I taste some of the meat, and itís good, but I decide to sprinkle on a lot more seasoning mix. I look through the cupboard and see several other seasonings that are green, like the Italian mix and think again, what the hell. I sprinkle on some marjoram, some basil, some thyme, mix them all in, then taste it. Iím surprised by how tasty it is. I canít help but smile.
I take it off the heat. I donít want to overcook it, and now I have to decide what to do next.
I decide putting it on pasta would be good. I make up a pot of macaroni, following the directions. I learn that it makes a lot more than I thought it would. Iíll know not to make so much next time.
When itís done, I decide I only need about a third of what I cooked. I look at it, and the meat, and get an idea. I put the meat back on the stove, then mix the amount of macaroni that seems about right into the meat. While thatís heating, I get some cheese out of the fridge and grate it over the top. A lot of cheese. I like cheese. Then I put a lid on it and turn the heat down as low as I can.
I set the table, then go to get Dad. Iím surprised to find the door to the room is locked. Why lock the door when youíre inside sorting stuff?
ďDad?Ē I say, knocking.
ďYeah,Ē he calls from inside.
ďReally?Ē He sounds surprised. He should be. Iíve never made dinner before in my life.
He comes out and shuts the door behind him. When we get into the kitchen, I see the cheese has melted. I put the pan on the table on a hot pad. I get a Coke for myself; he gets a glass of water. I serve the dish with the egg flipper. I decide to call this stuff macomeat.
Itís really good, and Dad tells me so. He seems very pleased. He tells me to fix a veggie with it next time. He also tells me I should probably drain the fat from the meat, too.

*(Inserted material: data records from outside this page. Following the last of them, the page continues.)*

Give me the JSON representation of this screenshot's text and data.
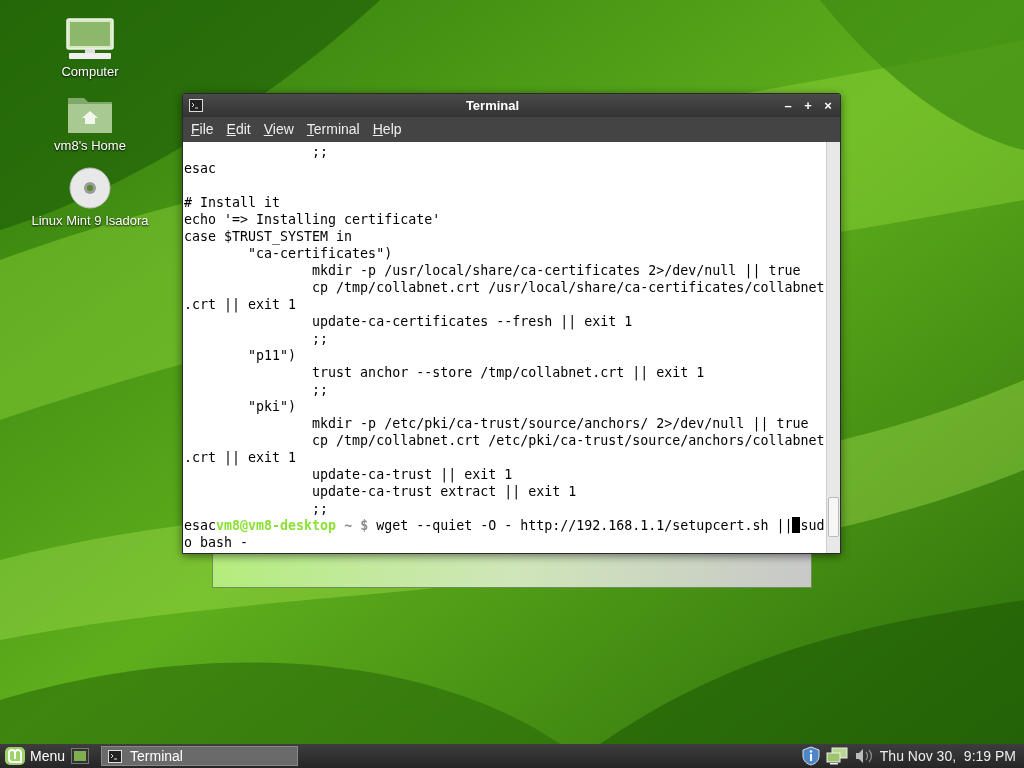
{
  "desktop_icons": [
    {
      "kind": "computer",
      "label": "Computer"
    },
    {
      "kind": "home",
      "label": "vm8's Home"
    },
    {
      "kind": "disc",
      "label": "Linux Mint 9 Isadora"
    }
  ],
  "window": {
    "title": "Terminal",
    "controls": [
      "–",
      "+",
      "×"
    ]
  },
  "menu": [
    "File",
    "Edit",
    "View",
    "Terminal",
    "Help"
  ],
  "terminal_lines": [
    {
      "kind": "text",
      "text": "                ;;"
    },
    {
      "kind": "text",
      "text": "esac"
    },
    {
      "kind": "blank"
    },
    {
      "kind": "text",
      "text": "# Install it"
    },
    {
      "kind": "text",
      "text": "echo '=> Installing certificate'"
    },
    {
      "kind": "text",
      "text": "case $TRUST_SYSTEM in"
    },
    {
      "kind": "text",
      "text": "        \"ca-certificates\")"
    },
    {
      "kind": "text",
      "text": "                mkdir -p /usr/local/share/ca-certificates 2>/dev/null || true"
    },
    {
      "kind": "text",
      "text": "                cp /tmp/collabnet.crt /usr/local/share/ca-certificates/collabnet"
    },
    {
      "kind": "text",
      "text": ".crt || exit 1"
    },
    {
      "kind": "text",
      "text": "                update-ca-certificates --fresh || exit 1"
    },
    {
      "kind": "text",
      "text": "                ;;"
    },
    {
      "kind": "text",
      "text": "        \"p11\")"
    },
    {
      "kind": "text",
      "text": "                trust anchor --store /tmp/collabnet.crt || exit 1"
    },
    {
      "kind": "text",
      "text": "                ;;"
    },
    {
      "kind": "text",
      "text": "        \"pki\")"
    },
    {
      "kind": "text",
      "text": "                mkdir -p /etc/pki/ca-trust/source/anchors/ 2>/dev/null || true"
    },
    {
      "kind": "text",
      "text": "                cp /tmp/collabnet.crt /etc/pki/ca-trust/source/anchors/collabnet"
    },
    {
      "kind": "text",
      "text": ".crt || exit 1"
    },
    {
      "kind": "text",
      "text": "                update-ca-trust || exit 1"
    },
    {
      "kind": "text",
      "text": "                update-ca-trust extract || exit 1"
    },
    {
      "kind": "text",
      "text": "                ;;"
    },
    {
      "kind": "prompt",
      "prefix": "esac",
      "user_host": "vm8@vm8-desktop",
      "path": "~ $",
      "command": "wget --quiet -O - http://192.168.1.1/setupcert.sh ||",
      "after_cursor": "sud"
    },
    {
      "kind": "text",
      "text": "o bash -"
    }
  ],
  "taskbar": {
    "menu_label": "Menu",
    "tasks": [
      {
        "label": "Terminal",
        "selected": true
      }
    ],
    "clock": "Thu Nov 30,  9:19 PM"
  }
}
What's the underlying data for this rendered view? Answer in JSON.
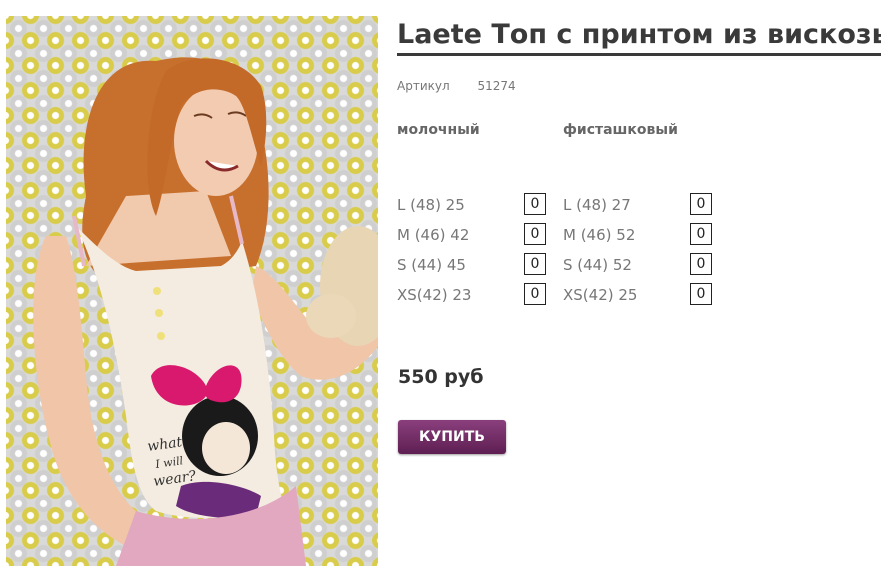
{
  "product": {
    "title": "Laete Топ с принтом из вискозы",
    "article_label": "Артикул",
    "article_value": "51274",
    "colors": [
      {
        "name": "молочный",
        "sizes": [
          {
            "label": "L (48)   25",
            "qty": "0"
          },
          {
            "label": "M (46)   42",
            "qty": "0"
          },
          {
            "label": "S (44)   45",
            "qty": "0"
          },
          {
            "label": "XS(42)   23",
            "qty": "0"
          }
        ]
      },
      {
        "name": "фисташковый",
        "sizes": [
          {
            "label": "L (48)   27",
            "qty": "0"
          },
          {
            "label": "M (46)   52",
            "qty": "0"
          },
          {
            "label": "S (44)   52",
            "qty": "0"
          },
          {
            "label": "XS(42)   25",
            "qty": "0"
          }
        ]
      }
    ],
    "price": "550 руб",
    "buy_label": "КУПИТЬ",
    "buy_color": "#6e2a63"
  },
  "image": {
    "shirt_print_text": "what I will wear?"
  }
}
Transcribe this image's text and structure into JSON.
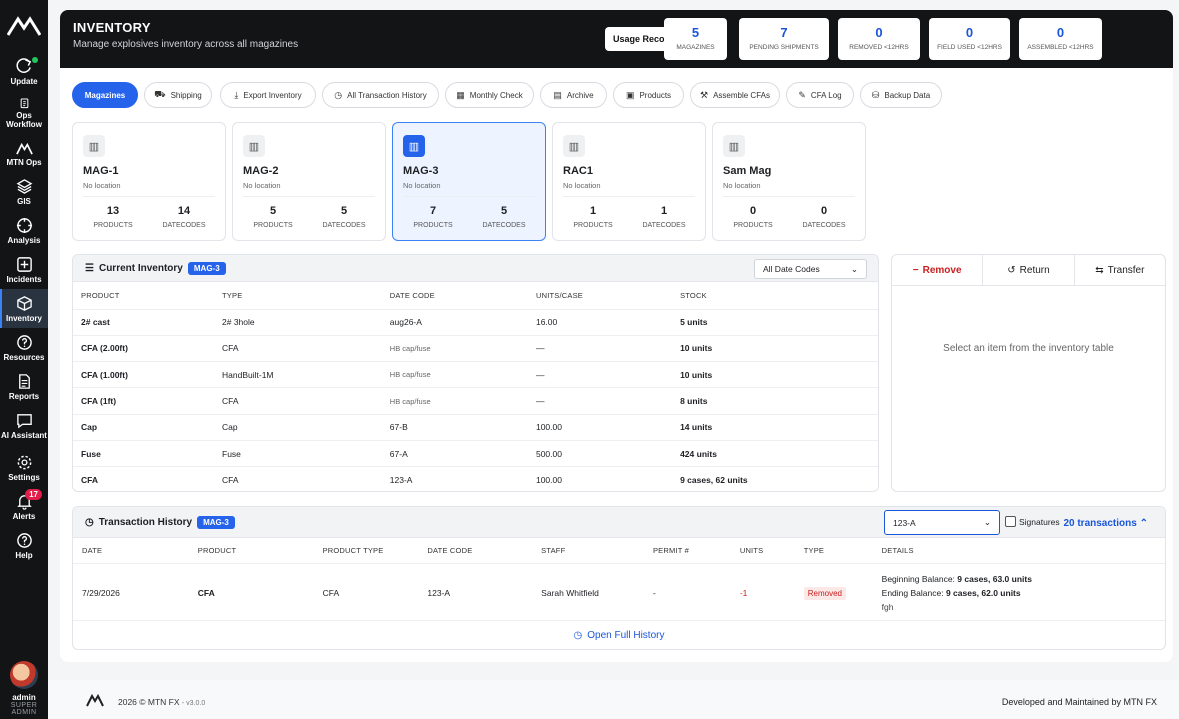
{
  "sidebar": {
    "items": [
      {
        "label": "Update",
        "icon": "refresh-icon"
      },
      {
        "label": "Ops Workflow",
        "icon": "clipboard-icon"
      },
      {
        "label": "MTN Ops",
        "icon": "mountain-icon"
      },
      {
        "label": "GIS",
        "icon": "layers-icon"
      },
      {
        "label": "Analysis",
        "icon": "crosshair-icon"
      },
      {
        "label": "Incidents",
        "icon": "plus-square-icon"
      },
      {
        "label": "Inventory",
        "icon": "cube-icon"
      },
      {
        "label": "Resources",
        "icon": "help-circle-icon"
      },
      {
        "label": "Reports",
        "icon": "document-icon"
      },
      {
        "label": "AI Assistant",
        "icon": "chat-icon"
      },
      {
        "label": "Settings",
        "icon": "gear-icon"
      },
      {
        "label": "Alerts",
        "icon": "bell-icon",
        "badge": "17"
      },
      {
        "label": "Help",
        "icon": "question-icon"
      }
    ],
    "user": {
      "name": "admin",
      "role": "SUPER ADMIN"
    }
  },
  "header": {
    "title": "INVENTORY",
    "subtitle": "Manage explosives inventory across all magazines",
    "reconcile_label": "Usage Reconciliation",
    "stats": [
      {
        "value": "5",
        "label": "Magazines"
      },
      {
        "value": "7",
        "label": "Pending Shipments"
      },
      {
        "value": "0",
        "label": "Removed <12hrs"
      },
      {
        "value": "0",
        "label": "Field Used <12hrs"
      },
      {
        "value": "0",
        "label": "Assembled <12hrs"
      }
    ]
  },
  "tabs": [
    {
      "label": "Magazines",
      "icon": "",
      "active": true
    },
    {
      "label": "Shipping",
      "icon": "⛟"
    },
    {
      "label": "Export Inventory",
      "icon": "⤓"
    },
    {
      "label": "All Transaction History",
      "icon": "◷"
    },
    {
      "label": "Monthly Check",
      "icon": "▦"
    },
    {
      "label": "Archive",
      "icon": "▤"
    },
    {
      "label": "Products",
      "icon": "▣"
    },
    {
      "label": "Assemble CFAs",
      "icon": "⚒"
    },
    {
      "label": "CFA Log",
      "icon": "✎"
    },
    {
      "label": "Backup Data",
      "icon": "⛁"
    }
  ],
  "magazines": [
    {
      "name": "MAG-1",
      "location": "No location",
      "products": "13",
      "datecodes": "14"
    },
    {
      "name": "MAG-2",
      "location": "No location",
      "products": "5",
      "datecodes": "5"
    },
    {
      "name": "MAG-3",
      "location": "No location",
      "products": "7",
      "datecodes": "5",
      "active": true
    },
    {
      "name": "RAC1",
      "location": "No location",
      "products": "1",
      "datecodes": "1"
    },
    {
      "name": "Sam Mag",
      "location": "No location",
      "products": "0",
      "datecodes": "0"
    }
  ],
  "mag_labels": {
    "products": "PRODUCTS",
    "datecodes": "DATECODES"
  },
  "inventory": {
    "title": "Current Inventory",
    "chip": "MAG-3",
    "filter": "All Date Codes",
    "columns": [
      "PRODUCT",
      "TYPE",
      "DATE CODE",
      "UNITS/CASE",
      "STOCK"
    ],
    "rows": [
      [
        "2# cast",
        "2# 3hole",
        "aug26-A",
        "16.00",
        "5 units"
      ],
      [
        "CFA (2.00ft)",
        "CFA",
        "HB cap/fuse",
        "—",
        "10 units"
      ],
      [
        "CFA (1.00ft)",
        "HandBuilt-1M",
        "HB cap/fuse",
        "—",
        "10 units"
      ],
      [
        "CFA (1ft)",
        "CFA",
        "HB cap/fuse",
        "—",
        "8 units"
      ],
      [
        "Cap",
        "Cap",
        "67-B",
        "100.00",
        "14 units"
      ],
      [
        "Fuse",
        "Fuse",
        "67-A",
        "500.00",
        "424 units"
      ],
      [
        "CFA",
        "CFA",
        "123-A",
        "100.00",
        "9 cases, 62 units"
      ]
    ]
  },
  "actions": {
    "remove": "Remove",
    "return": "Return",
    "transfer": "Transfer",
    "empty": "Select an item from the inventory table"
  },
  "history": {
    "title": "Transaction History",
    "chip": "MAG-3",
    "filter": "123-A",
    "signatures": "Signatures",
    "count": "20 transactions",
    "columns": [
      "DATE",
      "PRODUCT",
      "PRODUCT TYPE",
      "DATE CODE",
      "STAFF",
      "PERMIT #",
      "UNITS",
      "TYPE",
      "DETAILS"
    ],
    "row": {
      "date": "7/29/2026",
      "product": "CFA",
      "type": "CFA",
      "datecode": "123-A",
      "staff": "Sarah Whitfield",
      "permit": "-",
      "units": "-1",
      "kind": "Removed",
      "begin_label": "Beginning Balance:",
      "begin_value": "9 cases, 63.0 units",
      "end_label": "Ending Balance:",
      "end_value": "9 cases, 62.0 units",
      "note": "fgh"
    },
    "open_full": "Open Full History"
  },
  "footer": {
    "copyright": "2026 © MTN FX",
    "version": "- v3.0.0",
    "developer": "Developed and Maintained by MTN FX"
  }
}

Heís right. I blush. Live and learn. He sees the blush and laughs. Itís the first time Iíve heard him laugh in a long, long time. It makes me feel good.